(Recorded data)

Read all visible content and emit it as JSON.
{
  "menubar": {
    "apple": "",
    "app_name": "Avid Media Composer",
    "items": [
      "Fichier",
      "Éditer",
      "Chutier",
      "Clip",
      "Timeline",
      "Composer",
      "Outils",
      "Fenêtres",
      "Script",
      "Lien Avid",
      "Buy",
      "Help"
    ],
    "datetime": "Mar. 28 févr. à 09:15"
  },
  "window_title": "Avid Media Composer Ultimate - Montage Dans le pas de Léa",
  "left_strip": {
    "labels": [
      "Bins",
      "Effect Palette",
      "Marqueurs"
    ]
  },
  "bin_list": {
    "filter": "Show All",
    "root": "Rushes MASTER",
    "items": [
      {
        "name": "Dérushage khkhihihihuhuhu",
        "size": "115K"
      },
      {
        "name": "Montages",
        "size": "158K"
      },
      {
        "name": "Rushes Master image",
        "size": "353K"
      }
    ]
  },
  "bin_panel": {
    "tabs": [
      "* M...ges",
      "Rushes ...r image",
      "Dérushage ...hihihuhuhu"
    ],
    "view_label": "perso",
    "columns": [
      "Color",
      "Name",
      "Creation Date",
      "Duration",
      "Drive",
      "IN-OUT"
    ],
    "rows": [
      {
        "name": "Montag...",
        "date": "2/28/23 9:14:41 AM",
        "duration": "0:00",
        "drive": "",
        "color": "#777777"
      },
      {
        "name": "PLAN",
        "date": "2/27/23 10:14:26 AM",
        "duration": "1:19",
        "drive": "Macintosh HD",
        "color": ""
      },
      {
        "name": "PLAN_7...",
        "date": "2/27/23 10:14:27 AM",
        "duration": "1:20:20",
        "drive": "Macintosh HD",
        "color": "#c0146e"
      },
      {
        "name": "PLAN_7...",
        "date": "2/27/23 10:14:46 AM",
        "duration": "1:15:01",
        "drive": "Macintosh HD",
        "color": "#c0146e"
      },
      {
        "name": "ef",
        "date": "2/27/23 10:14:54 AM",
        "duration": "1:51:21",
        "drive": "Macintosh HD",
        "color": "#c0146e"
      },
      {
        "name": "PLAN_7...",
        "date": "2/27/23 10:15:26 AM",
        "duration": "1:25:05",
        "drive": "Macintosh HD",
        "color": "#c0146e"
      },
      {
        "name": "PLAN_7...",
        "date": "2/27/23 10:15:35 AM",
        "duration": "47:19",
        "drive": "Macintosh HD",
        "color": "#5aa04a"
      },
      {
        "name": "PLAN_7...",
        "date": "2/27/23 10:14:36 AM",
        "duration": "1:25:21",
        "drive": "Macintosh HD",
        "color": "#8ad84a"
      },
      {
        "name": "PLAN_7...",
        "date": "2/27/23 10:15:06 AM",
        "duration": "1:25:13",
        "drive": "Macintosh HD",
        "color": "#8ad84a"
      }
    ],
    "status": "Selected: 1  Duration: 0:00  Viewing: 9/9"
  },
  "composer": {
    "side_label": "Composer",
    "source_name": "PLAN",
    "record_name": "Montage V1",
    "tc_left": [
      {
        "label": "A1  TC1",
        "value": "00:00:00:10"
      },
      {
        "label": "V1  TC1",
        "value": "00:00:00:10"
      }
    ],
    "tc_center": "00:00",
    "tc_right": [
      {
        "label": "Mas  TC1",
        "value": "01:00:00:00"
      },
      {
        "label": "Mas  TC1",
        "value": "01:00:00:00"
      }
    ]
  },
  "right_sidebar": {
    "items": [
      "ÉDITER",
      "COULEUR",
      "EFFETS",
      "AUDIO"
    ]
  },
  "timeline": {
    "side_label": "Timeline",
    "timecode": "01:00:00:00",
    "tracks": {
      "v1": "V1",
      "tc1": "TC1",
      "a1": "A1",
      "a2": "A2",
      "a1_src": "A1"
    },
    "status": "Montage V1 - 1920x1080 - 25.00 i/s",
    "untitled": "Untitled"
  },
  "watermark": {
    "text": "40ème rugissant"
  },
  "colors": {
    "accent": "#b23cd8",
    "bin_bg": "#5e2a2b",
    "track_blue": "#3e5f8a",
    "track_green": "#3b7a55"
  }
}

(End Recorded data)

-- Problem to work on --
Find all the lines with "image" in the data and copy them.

-- Worked solution --
        "name": "Rushes Master image",
      "Rushes ...r image",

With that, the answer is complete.